function requires a list (which falls under the Foldable
constraint) of our Monoid type.
However, to define a proper Monoid type, we have to specify what it is a Monoid over (Boolean is a Monoid over all logical operators). Thankfully, this is already done for us by Haskell, by its Any
(Monoid over logical OR
) wrapper.
And so we're left with:
import Data.Monoid
import Data.Foldable
isBraille :: Char > Bool
isUpper :: Char > Bool
isNumber :: Char > Bool
isEmoji :: Char > Bool
isValid :: Char > Bool
isValid = not . getAny . fold predicates
where predicates = map (Any .) [isBraille, isUpper, isNumber, isEmoji]
First, we convert all of our list of (Char > Bool)

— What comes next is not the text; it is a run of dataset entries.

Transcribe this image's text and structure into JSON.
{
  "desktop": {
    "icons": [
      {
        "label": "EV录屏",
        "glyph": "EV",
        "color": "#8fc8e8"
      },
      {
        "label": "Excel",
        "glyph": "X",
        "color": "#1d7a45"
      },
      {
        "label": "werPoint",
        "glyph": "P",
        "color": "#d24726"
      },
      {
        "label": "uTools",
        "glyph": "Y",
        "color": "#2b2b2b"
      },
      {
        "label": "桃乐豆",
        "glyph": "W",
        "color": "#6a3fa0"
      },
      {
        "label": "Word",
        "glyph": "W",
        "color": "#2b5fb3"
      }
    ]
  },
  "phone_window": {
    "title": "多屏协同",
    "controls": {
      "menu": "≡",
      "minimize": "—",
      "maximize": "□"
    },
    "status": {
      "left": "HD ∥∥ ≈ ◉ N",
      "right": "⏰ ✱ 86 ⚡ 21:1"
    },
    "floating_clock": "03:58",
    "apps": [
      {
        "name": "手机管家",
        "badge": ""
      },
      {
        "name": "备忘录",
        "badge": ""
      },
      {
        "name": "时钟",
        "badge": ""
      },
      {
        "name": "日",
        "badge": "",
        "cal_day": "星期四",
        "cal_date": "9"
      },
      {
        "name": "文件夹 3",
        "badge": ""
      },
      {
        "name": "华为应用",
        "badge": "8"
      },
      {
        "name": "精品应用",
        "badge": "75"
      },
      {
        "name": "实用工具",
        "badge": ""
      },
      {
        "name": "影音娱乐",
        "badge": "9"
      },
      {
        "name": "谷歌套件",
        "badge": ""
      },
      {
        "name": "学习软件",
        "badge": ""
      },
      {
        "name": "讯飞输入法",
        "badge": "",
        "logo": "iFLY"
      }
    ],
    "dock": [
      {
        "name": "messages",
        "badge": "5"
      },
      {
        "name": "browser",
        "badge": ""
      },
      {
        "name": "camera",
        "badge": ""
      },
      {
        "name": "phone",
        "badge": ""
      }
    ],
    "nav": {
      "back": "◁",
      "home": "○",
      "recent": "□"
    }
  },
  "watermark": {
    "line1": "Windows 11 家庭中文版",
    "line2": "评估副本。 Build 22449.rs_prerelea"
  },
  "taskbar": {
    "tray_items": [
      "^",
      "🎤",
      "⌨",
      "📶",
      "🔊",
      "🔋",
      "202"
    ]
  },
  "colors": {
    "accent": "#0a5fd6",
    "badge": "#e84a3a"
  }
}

to a list of (Char > Any)
by using a map (Any .)
.
So now we have a list of (Char > Any)
, which if you remember, is now a list of Monoids that can be combined into one (Char > Any)
using fold
, which is equal to applying them one after another!
NOTE: The Monoid's binary function is associative, meaning it can be applied in any order.
And then lastly, we extract our value from the Any
wrapper, and then negate it with not
. And now we have a much more elegant solution.
Equivalent Go code:
func isValid(c rune, predicates []func(rune) bool) bool {
result = false // our identity element
// fold over our Monoid
for _, predicate := range predicates {
if result = result  predicate(c); result {
break; // early return on first true (also done by Haskell under the hood)
}
}
return !result
}
And that should be it! I hope you learned something new from this article, and maybe even get to apply this pattern in your future coding endeavours.
Top comments (1)
Wow! Nice one Tyrael, keep up the good work!